> [Exercise material]:
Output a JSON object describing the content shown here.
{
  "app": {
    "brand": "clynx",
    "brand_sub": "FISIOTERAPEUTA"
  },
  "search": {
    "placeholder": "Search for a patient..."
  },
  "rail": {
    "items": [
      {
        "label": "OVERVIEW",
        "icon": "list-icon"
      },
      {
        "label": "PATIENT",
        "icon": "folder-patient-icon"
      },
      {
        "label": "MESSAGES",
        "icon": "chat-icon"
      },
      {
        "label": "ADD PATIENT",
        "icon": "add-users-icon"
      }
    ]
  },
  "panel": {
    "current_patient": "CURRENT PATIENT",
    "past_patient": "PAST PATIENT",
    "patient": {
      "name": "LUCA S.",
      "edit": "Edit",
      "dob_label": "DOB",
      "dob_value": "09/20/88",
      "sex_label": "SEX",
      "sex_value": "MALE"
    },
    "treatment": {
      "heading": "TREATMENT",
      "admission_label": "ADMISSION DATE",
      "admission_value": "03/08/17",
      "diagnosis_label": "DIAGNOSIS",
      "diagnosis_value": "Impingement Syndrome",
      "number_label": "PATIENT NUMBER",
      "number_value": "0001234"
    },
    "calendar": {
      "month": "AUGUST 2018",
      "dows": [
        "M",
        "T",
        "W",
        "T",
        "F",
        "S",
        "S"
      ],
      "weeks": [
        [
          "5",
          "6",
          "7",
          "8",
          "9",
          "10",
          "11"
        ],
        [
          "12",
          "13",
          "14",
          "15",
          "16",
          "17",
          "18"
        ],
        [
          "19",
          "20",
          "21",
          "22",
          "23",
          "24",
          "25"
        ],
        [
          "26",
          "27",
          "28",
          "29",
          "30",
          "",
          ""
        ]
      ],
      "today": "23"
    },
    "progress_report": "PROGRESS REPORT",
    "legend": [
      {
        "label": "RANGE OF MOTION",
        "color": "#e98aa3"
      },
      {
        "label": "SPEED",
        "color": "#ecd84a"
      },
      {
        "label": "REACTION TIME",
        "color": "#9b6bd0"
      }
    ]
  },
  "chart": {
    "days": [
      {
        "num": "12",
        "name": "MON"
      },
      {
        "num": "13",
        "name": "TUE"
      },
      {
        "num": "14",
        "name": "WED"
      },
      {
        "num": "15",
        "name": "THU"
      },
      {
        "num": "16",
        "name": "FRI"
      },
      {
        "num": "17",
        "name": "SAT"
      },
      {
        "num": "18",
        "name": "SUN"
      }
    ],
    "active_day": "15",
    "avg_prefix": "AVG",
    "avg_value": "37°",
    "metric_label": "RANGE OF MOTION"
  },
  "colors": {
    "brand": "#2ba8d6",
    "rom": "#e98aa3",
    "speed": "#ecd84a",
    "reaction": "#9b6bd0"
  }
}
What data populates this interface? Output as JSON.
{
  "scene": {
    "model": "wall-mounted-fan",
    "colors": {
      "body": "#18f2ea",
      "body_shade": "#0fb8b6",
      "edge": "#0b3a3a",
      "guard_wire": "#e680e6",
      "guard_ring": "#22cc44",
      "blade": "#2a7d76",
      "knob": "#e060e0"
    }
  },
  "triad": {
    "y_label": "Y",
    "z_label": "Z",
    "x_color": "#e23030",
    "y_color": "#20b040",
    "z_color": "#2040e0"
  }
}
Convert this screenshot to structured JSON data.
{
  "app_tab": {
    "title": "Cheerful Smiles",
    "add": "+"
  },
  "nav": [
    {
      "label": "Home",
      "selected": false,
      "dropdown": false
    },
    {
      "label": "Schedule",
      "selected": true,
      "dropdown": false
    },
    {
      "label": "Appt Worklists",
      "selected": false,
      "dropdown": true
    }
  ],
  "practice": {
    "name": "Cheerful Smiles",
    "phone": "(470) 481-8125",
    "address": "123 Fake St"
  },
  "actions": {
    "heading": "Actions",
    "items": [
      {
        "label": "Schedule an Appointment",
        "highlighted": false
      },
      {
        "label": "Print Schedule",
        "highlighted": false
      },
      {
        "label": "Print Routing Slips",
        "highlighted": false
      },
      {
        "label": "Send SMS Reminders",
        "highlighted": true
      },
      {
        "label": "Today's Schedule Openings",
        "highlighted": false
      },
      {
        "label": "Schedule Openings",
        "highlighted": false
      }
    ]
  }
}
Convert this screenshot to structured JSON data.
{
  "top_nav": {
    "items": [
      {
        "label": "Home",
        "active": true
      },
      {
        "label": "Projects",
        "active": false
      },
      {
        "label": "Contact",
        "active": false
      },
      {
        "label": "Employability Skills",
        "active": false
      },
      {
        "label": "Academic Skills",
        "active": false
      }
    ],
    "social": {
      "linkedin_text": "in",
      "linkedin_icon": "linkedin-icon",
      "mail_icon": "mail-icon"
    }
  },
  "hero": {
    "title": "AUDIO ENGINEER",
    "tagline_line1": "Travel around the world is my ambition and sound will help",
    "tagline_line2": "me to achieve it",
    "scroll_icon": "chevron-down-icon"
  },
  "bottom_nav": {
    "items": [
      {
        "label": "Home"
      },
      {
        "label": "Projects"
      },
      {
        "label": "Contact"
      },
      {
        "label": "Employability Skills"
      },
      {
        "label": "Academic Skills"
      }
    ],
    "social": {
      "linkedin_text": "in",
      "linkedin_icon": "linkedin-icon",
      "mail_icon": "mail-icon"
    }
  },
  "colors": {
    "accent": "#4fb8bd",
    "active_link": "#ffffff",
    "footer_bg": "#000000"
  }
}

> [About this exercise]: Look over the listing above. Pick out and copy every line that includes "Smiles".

> [Problem solution]:
    "title": "Cheerful Smiles",
    "name": "Cheerful Smiles",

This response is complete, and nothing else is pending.